Although the entries contain pictures, copy only their text, exactly as written.

----

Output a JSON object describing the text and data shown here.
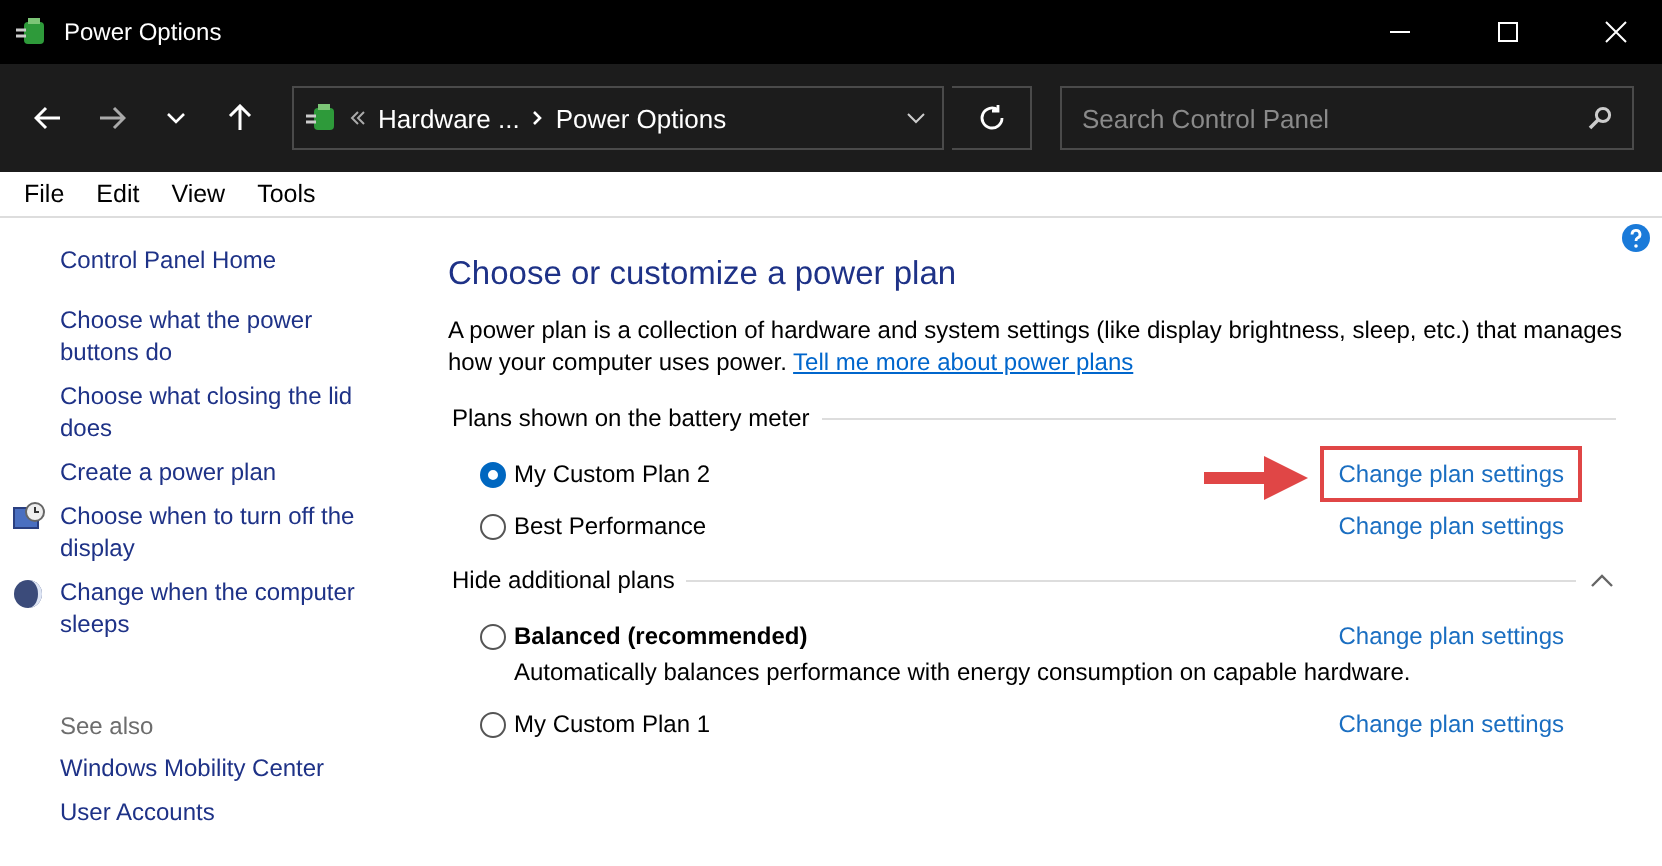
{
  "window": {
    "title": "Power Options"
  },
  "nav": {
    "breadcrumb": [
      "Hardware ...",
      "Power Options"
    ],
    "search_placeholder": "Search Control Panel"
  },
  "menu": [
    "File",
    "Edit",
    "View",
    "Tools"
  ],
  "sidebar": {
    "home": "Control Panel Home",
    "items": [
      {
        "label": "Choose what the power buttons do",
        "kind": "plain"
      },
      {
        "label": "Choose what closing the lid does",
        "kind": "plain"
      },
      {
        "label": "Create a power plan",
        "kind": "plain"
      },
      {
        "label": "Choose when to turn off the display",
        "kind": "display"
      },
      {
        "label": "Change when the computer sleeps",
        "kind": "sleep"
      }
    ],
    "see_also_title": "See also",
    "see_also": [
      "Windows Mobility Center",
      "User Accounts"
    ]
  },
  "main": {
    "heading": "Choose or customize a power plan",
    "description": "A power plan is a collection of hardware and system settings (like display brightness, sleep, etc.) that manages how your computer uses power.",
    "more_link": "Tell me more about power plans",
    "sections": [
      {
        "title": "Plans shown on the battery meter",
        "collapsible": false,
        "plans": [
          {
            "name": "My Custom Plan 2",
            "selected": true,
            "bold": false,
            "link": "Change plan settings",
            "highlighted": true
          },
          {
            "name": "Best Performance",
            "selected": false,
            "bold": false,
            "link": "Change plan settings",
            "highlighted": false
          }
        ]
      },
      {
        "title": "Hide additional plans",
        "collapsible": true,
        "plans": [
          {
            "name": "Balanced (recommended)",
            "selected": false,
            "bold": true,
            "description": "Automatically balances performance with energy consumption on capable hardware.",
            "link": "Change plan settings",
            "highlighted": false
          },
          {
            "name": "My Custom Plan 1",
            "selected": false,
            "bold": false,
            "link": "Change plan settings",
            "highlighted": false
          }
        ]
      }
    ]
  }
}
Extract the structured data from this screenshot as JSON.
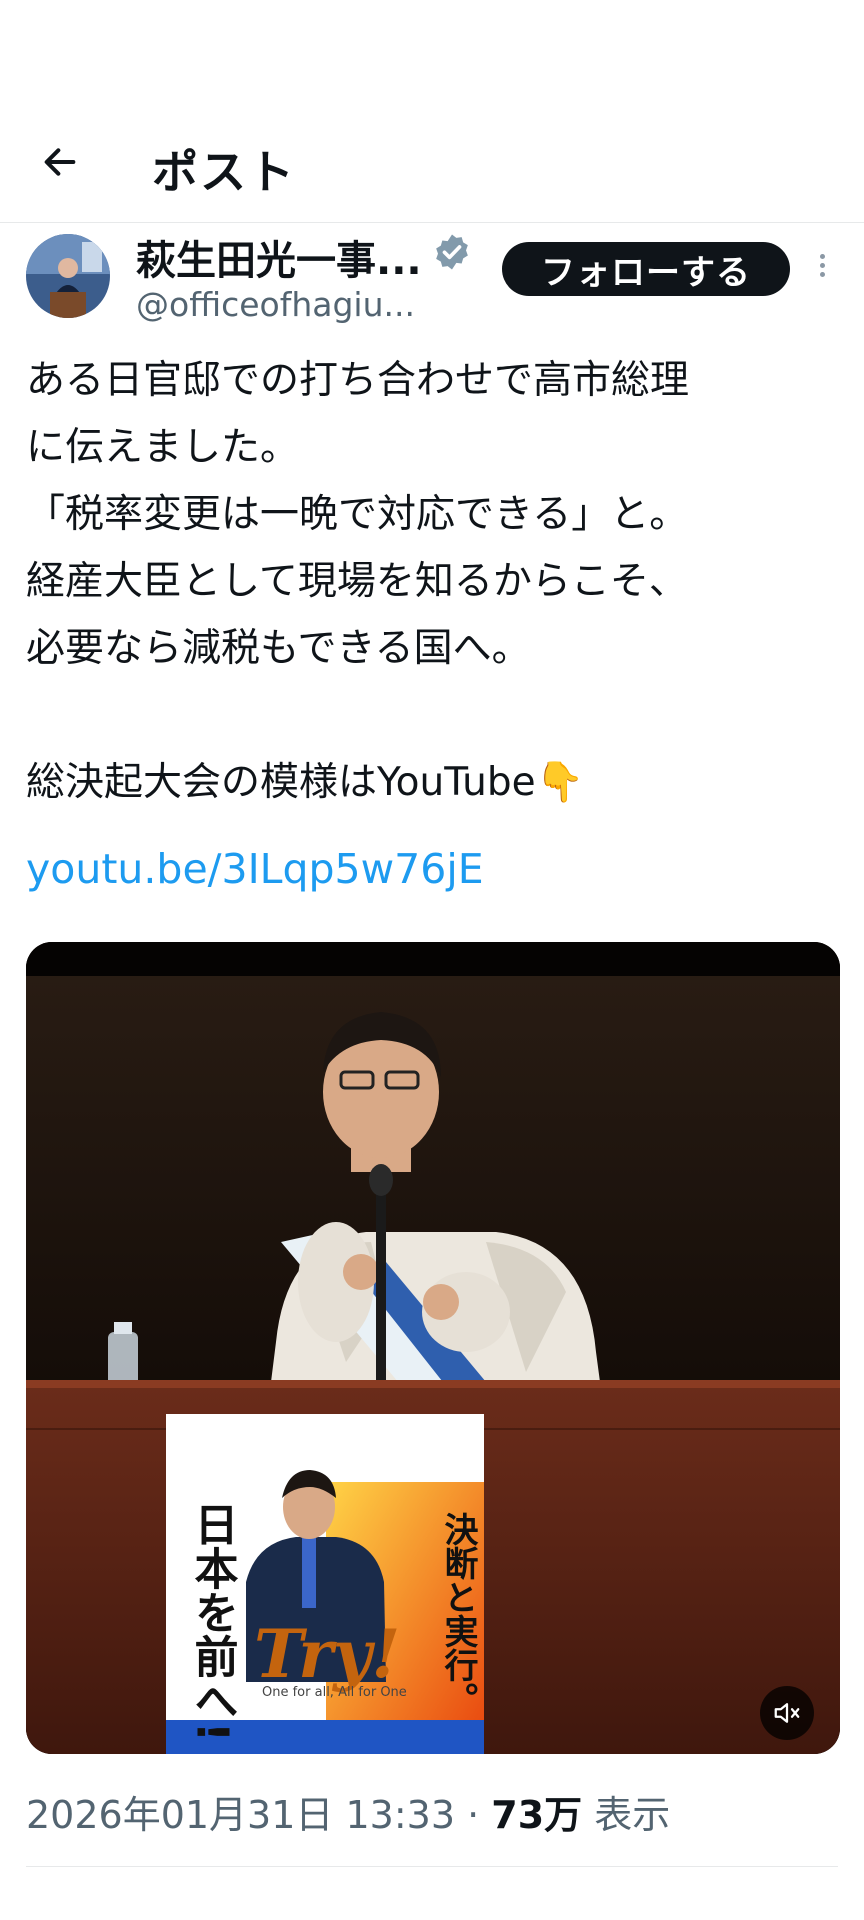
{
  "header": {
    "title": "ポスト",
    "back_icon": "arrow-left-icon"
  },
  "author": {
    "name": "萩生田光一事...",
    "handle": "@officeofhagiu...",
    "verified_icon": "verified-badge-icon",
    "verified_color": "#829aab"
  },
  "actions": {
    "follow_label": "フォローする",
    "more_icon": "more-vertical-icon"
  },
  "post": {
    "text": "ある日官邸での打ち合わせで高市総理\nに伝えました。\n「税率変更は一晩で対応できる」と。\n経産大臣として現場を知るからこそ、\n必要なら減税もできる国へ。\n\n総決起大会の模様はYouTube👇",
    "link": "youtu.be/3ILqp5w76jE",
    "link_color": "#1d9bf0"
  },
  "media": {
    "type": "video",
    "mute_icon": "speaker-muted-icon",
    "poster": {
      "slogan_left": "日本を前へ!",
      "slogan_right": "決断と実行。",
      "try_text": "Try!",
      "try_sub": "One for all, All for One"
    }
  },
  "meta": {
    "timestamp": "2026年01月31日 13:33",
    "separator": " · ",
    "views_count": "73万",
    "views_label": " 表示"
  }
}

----

◆ TASK SOLUTION
Output a JSON object describing the text and data shown here.
{
  "window": {
    "title": "Power Options"
  },
  "nav": {
    "breadcrumb": [
      "Hardware ...",
      "Power Options"
    ],
    "search_placeholder": "Search Control Panel"
  },
  "menu": [
    "File",
    "Edit",
    "View",
    "Tools"
  ],
  "sidebar": {
    "home": "Control Panel Home",
    "items": [
      {
        "label": "Choose what the power buttons do",
        "kind": "plain"
      },
      {
        "label": "Choose what closing the lid does",
        "kind": "plain"
      },
      {
        "label": "Create a power plan",
        "kind": "plain"
      },
      {
        "label": "Choose when to turn off the display",
        "kind": "display"
      },
      {
        "label": "Change when the computer sleeps",
        "kind": "sleep"
      }
    ],
    "see_also_title": "See also",
    "see_also": [
      "Windows Mobility Center",
      "User Accounts"
    ]
  },
  "main": {
    "heading": "Choose or customize a power plan",
    "description": "A power plan is a collection of hardware and system settings (like display brightness, sleep, etc.) that manages how your computer uses power.",
    "more_link": "Tell me more about power plans",
    "sections": [
      {
        "title": "Plans shown on the battery meter",
        "collapsible": false,
        "plans": [
          {
            "name": "My Custom Plan 2",
            "selected": true,
            "bold": false,
            "link": "Change plan settings",
            "highlighted": true
          },
          {
            "name": "Best Performance",
            "selected": false,
            "bold": false,
            "link": "Change plan settings",
            "highlighted": false
          }
        ]
      },
      {
        "title": "Hide additional plans",
        "collapsible": true,
        "plans": [
          {
            "name": "Balanced (recommended)",
            "selected": false,
            "bold": true,
            "description": "Automatically balances performance with energy consumption on capable hardware.",
            "link": "Change plan settings",
            "highlighted": false
          },
          {
            "name": "My Custom Plan 1",
            "selected": false,
            "bold": false,
            "link": "Change plan settings",
            "highlighted": false
          }
        ]
      }
    ]
  }
}
Extract the structured data from this screenshot as JSON.
{
  "header": {
    "title": "ポスト",
    "back_icon": "arrow-left-icon"
  },
  "author": {
    "name": "萩生田光一事...",
    "handle": "@officeofhagiu...",
    "verified_icon": "verified-badge-icon",
    "verified_color": "#829aab"
  },
  "actions": {
    "follow_label": "フォローする",
    "more_icon": "more-vertical-icon"
  },
  "post": {
    "text": "ある日官邸での打ち合わせで高市総理\nに伝えました。\n「税率変更は一晩で対応できる」と。\n経産大臣として現場を知るからこそ、\n必要なら減税もできる国へ。\n\n総決起大会の模様はYouTube👇",
    "link": "youtu.be/3ILqp5w76jE",
    "link_color": "#1d9bf0"
  },
  "media": {
    "type": "video",
    "mute_icon": "speaker-muted-icon",
    "poster": {
      "slogan_left": "日本を前へ!",
      "slogan_right": "決断と実行。",
      "try_text": "Try!",
      "try_sub": "One for all, All for One"
    }
  },
  "meta": {
    "timestamp": "2026年01月31日 13:33",
    "separator": " · ",
    "views_count": "73万",
    "views_label": " 表示"
  }
}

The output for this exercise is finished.